NORTH PLATTE, Neb. For years, honey bees have been dying off at an alarming rate.
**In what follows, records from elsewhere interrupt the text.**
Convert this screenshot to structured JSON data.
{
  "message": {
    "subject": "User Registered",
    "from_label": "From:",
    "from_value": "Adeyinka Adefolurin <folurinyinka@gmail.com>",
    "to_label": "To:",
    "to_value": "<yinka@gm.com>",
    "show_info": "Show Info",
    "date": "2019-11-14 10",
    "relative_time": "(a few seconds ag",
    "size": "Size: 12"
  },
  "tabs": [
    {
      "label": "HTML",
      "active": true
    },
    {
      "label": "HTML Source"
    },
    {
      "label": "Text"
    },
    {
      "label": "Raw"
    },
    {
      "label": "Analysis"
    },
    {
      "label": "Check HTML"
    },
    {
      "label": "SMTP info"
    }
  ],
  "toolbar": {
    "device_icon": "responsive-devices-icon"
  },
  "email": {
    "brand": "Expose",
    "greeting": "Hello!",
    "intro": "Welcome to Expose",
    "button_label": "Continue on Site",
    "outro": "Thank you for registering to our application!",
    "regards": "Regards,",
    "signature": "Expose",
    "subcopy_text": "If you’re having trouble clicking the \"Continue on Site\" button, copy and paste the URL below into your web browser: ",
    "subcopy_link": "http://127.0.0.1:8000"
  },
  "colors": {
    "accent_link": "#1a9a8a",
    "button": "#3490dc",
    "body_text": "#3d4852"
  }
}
The phenomenon is known as "Colony Collapse Disorder."
If it continues it could impact prices on some food you buy at the grocery store.
To help curb the problem experts in North Platte are educating people on how to make their landscape more bee friendly.
When Loren Bayne walked outside of his home on South Elm Street recently he saw bees, thousands of them hanging on a branch of his tree.
"I thought it was pretty cool because bees are supposed to be dying out everywhere, and this looked like a new swarm to me," said Bayne.
Bayne is right and it's known as Colony Collapse Disorder.
That's why UNL Extension Educator David Lott is helping people in North Platte understand why bees are so important to us.
"If the bee population went down it would greatly impact the price and availability of different types of foods," said Lott.
Bees pollinate the majority of our fruit and vegetable supply.
"There is a concern about not having enough pollen and nectar in the area throughout the United States to keep bees from starving," said Lott.
So why are the bees dying off?
Experts say they are still trying to determine that, but in the mean time Lott says he talks with many people about making their landscape more bee friendly.
"So they have a food source as well as bringing diversity into the landscape," said Lott.
Another initiative beekeepers and others are intentionally starting bee hives in different areas.
As for Bayne who woke up to a bee surprise, he says his swarm went away over night.
"The whole neighborhood was over here looking at it," said Bayne.
If you spot a swarm in your yard don't be so quick to pull out the poison. Instead call a beekeeper so they can relocate the bees!